States that have passed laws to ease their already-lax gun laws since the Newtown Massacre are seeing dramatic spikes in concealed carry applications in 2013. A Wall Street Journal review of 12 states found that permit application rates are on pace to have their “biggest year ever.”
Ohio is on track to double last year’s permit grants of 65,000, and Oklahoma, Tennessee, Wyoming and Nebraska have already matched or exceeded last year’s totals only halfway into 2013. Florida, Texas, Utah, and Wisconsin are also seeing significant jumps in permit applications.

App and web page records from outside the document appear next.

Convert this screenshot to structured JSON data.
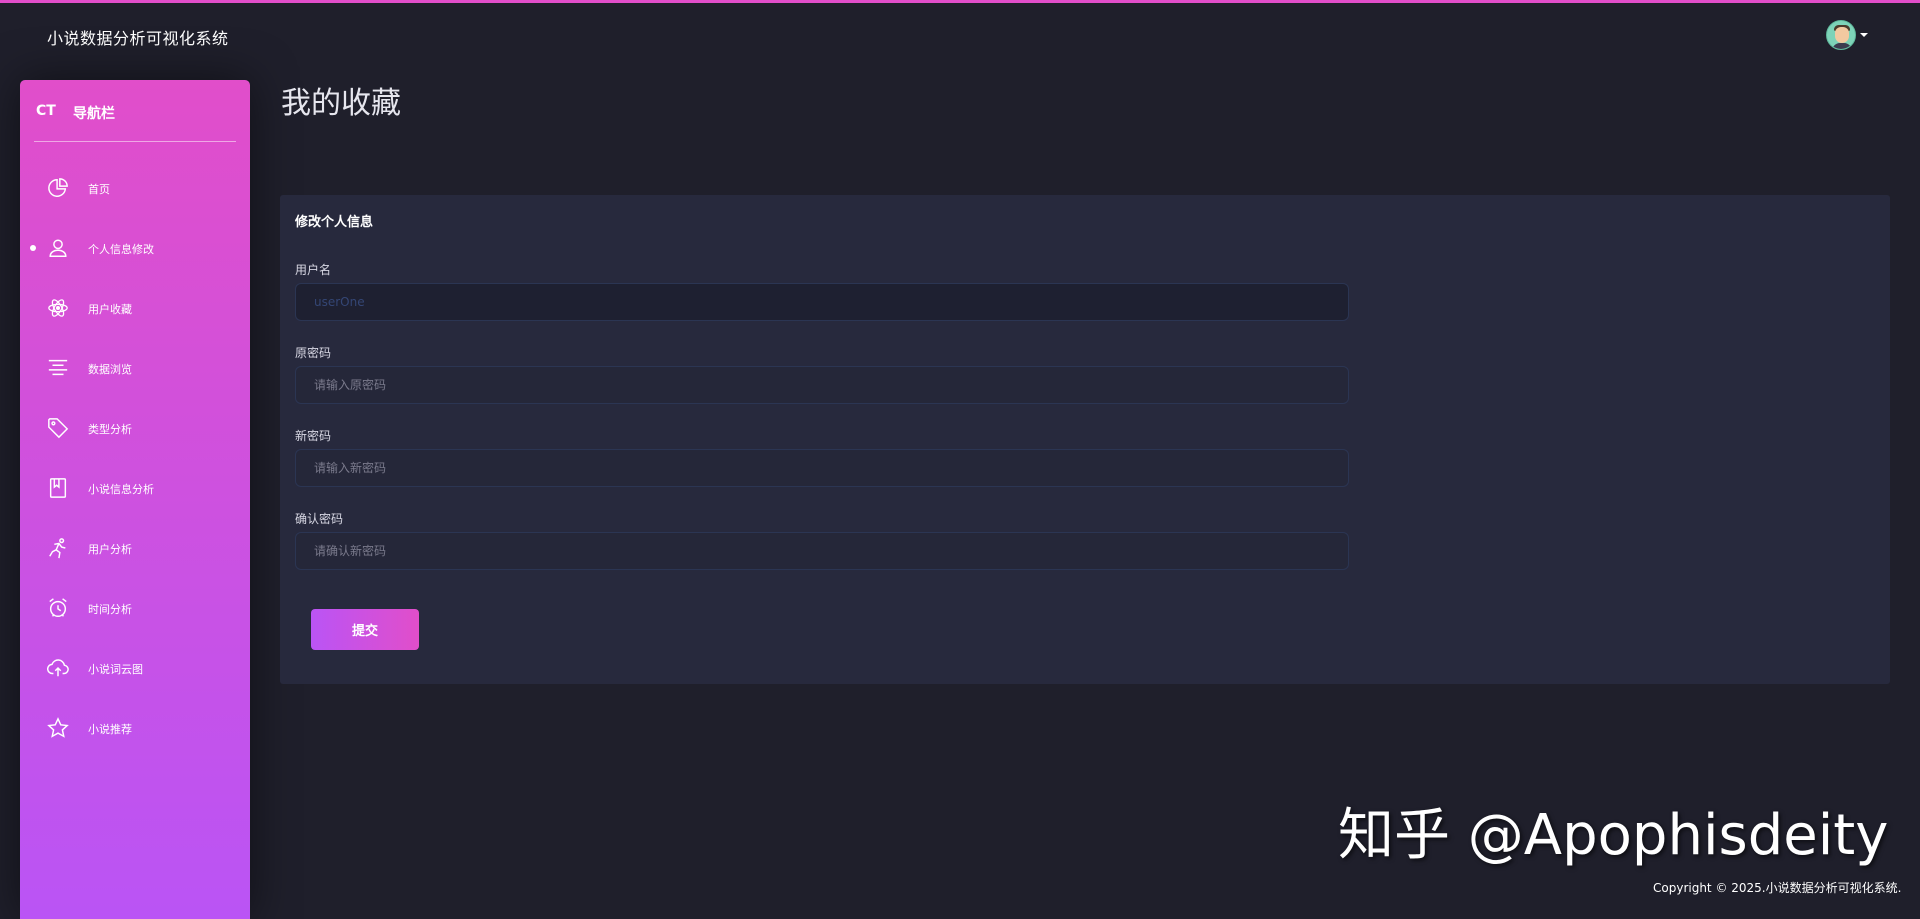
{
  "app": {
    "brand": "小说数据分析可视化系统"
  },
  "sidebar": {
    "mini": "CT",
    "title": "导航栏",
    "items": [
      {
        "label": "首页",
        "icon": "chart-pie-icon"
      },
      {
        "label": "个人信息修改",
        "icon": "user-icon",
        "active": true
      },
      {
        "label": "用户收藏",
        "icon": "atom-icon"
      },
      {
        "label": "数据浏览",
        "icon": "align-center-icon"
      },
      {
        "label": "类型分析",
        "icon": "tag-icon"
      },
      {
        "label": "小说信息分析",
        "icon": "book-icon"
      },
      {
        "label": "用户分析",
        "icon": "running-icon"
      },
      {
        "label": "时间分析",
        "icon": "alarm-clock-icon"
      },
      {
        "label": "小说词云图",
        "icon": "cloud-upload-icon"
      },
      {
        "label": "小说推荐",
        "icon": "star-icon"
      }
    ]
  },
  "main": {
    "page_title": "我的收藏",
    "form": {
      "title": "修改个人信息",
      "username_label": "用户名",
      "username_value": "userOne",
      "old_password_label": "原密码",
      "old_password_placeholder": "请输入原密码",
      "new_password_label": "新密码",
      "new_password_placeholder": "请输入新密码",
      "confirm_password_label": "确认密码",
      "confirm_password_placeholder": "请确认新密码",
      "submit_label": "提交"
    }
  },
  "footer": {
    "watermark": "知乎 @Apophisdeity",
    "copyright": "Copyright © 2025.小说数据分析可视化系统."
  },
  "colors": {
    "background": "#1f1f2b",
    "card": "#27293d",
    "sidebar_top": "#e14eca",
    "sidebar_bottom": "#ba54f5"
  }
}
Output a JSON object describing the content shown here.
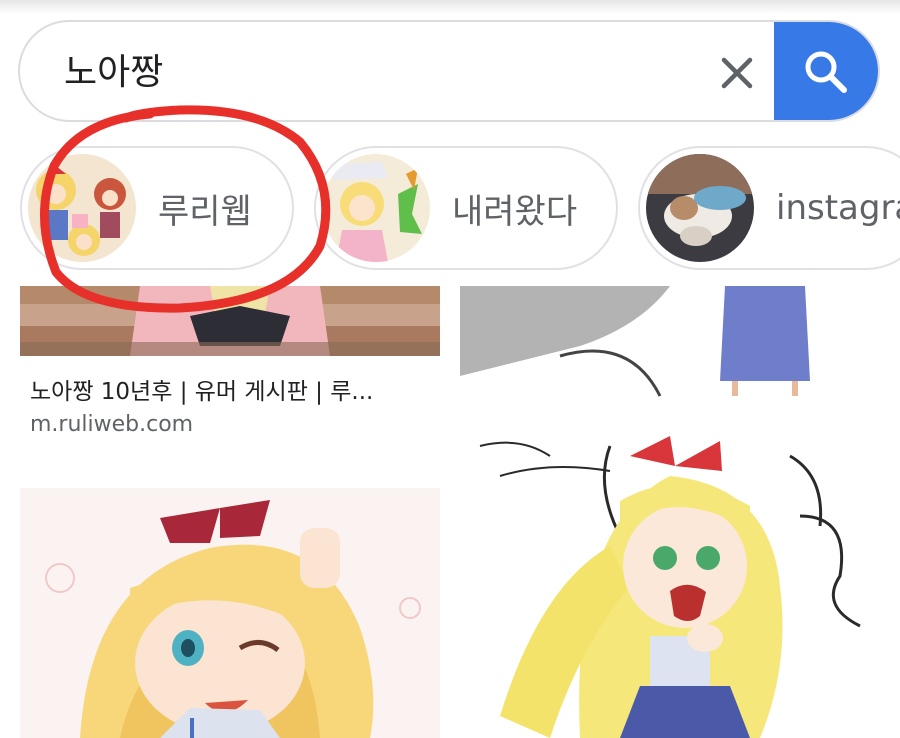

In the wake of the Newtown Shooting, the National Rifle Association perpetuated messages that more guns would have prevented shootings like Newtown, and has warned repeatedly that gun confiscation is imminent. But existing research shows that civilians with guns have been wholly ineffective at blocking mass shootings, and that more guns means more homicides. The bugaboo of widespread gun confiscation, meanwhile, has been flatly rejected by lawmakers and the U.S. Supreme Court. These fears have nonetheless prompted a wave of new lax gun laws, gun purchases, and gun permit applications, with many saying they feel safer carrying a gun.
By the end of this year, every state will have eliminated bans on carrying a weapon outside the home. Illinois was the last remaining state with a law prohibiting concealed carry for most people, but it is poised to pass a new law as soon as next week, after a federal appeals court invalidated the state’s ban in December.
And at least 20 states have loosened their gun laws this year, with many making it easier and cheaper to obtain a permit, and loosening restrictions on carrying guns in restaurants, bars, and other public places. A few states have gone so far as to make federal enforcement of gun laws a state crime, even though that is a clear violation of the U.S. Constitution’s supremacy clause. But ten other states successfully passed new restrictions to limit gun violence this year. Several included universal background check provisions of the sort blocked in Congress, despite overwhelming support.
It would appear that paranoia is good for business.